The recent approval by the federal government’s first American project for offshore wind farm, Cape Wind project, and the immeasurable ecological disaster of oil spill in the Gulf of Mexico appear to have given a boost to final implementation program of offshore renewable energy in the United States, including offshore wind program. Thus, according to the Canadian edition of the newspaper business, the Governor of Maine, John Baldacci, has signed a bill that led the States to produce, through offshore wind in the Atlantic 5GW of energy from renewables by 2030, twice its current level of total energy consumption.

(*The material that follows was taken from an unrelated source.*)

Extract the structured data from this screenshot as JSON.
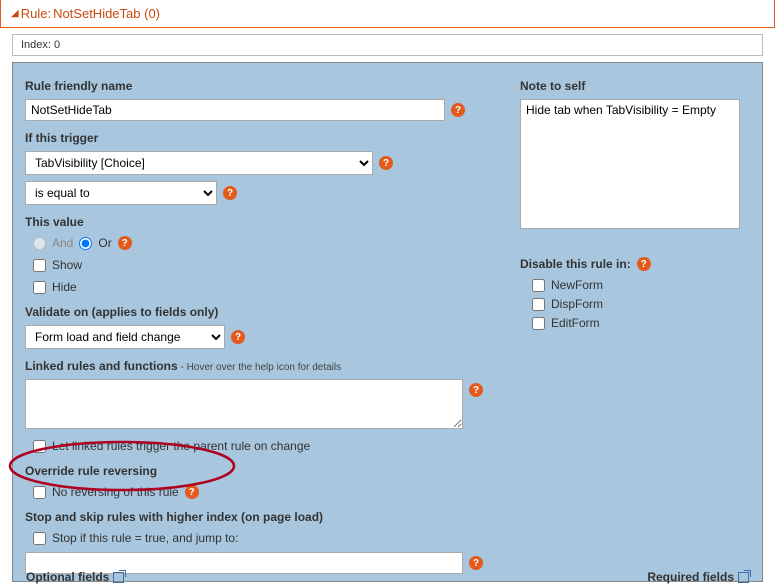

The bill requires state officials in Maine to begin the development of renewable marine resources “as soon as possible” and “without compromising the environment.” The Maine Public Utilities Commission will oversee the tendering and selection of project leaders invited to propose pilot wind farms of 25 MW located in deep water. It is also planned by the committee of managing pilot projects in parks and tidal stream or tidal area that can produce up to 5 MW. According to Governor Baldacci, everything has been provided in this Act by the legislature to ensure maximum transparency in the authorization to be given to the establishment of offshore projects. The bill complements a proposal to borrow $11 million that the state of Maine will ask voters to approve in early June 2010 and its purpose: to fund research and development of demonstration sites wind at sea as well as the birth of an industry manufacturing infrastructure in Maine. Baldacci says: “The success will depend on innovative leadership and a unique public-private partnership. For too long we have been dependent on fossil fuels to heat our homes, power our industries and transport goods and people. Together we will take the path of clean, renewable energy and we get out of oil consumption.”
And even if Maine dependent on imported fossil fuels for about 85% of its total energy needs, there is no doubt that the oil slick effect has borne fruit and accelerates decision making. Last year, the State of Maine has selected three sites for sea trials of prototype wind turbines and giant floating blades which were to be built and ultralight material which should benefit from anchoring systems and stabilization unpublished, but nothing had been realized. Today, not only we like to remember that these selected sites are located in the territorial waters of Maine and require no federal license, but it also produces a precise plan of development. A consortium led by Mr Dagher and trained with the AEWC (University of Maine’s Advanced Structures and Composites Center) has set dates:
– The first pilot wind of 30 meters high will be deployed in 2012 off Monhegan.
– A second wind of 90 meters (actual size) will be deployed two years later.
– Between 2014 and 2016, the team plans to build a Dagher reducing wind park consisting of five windmills that will produce 25 MW offshore and employ 320 people.
– An intermediate phase is to build an initial fleet of 200 turbines producing 1,000 MW and employing 4,500 people by 2020.
– The final phase will involve construction from March to July slices (various capacities) between 2020 and 2030 totaling March to July by GW and work from 7000 to 15000 people.
Estimated cost to date of operation: $20 billion.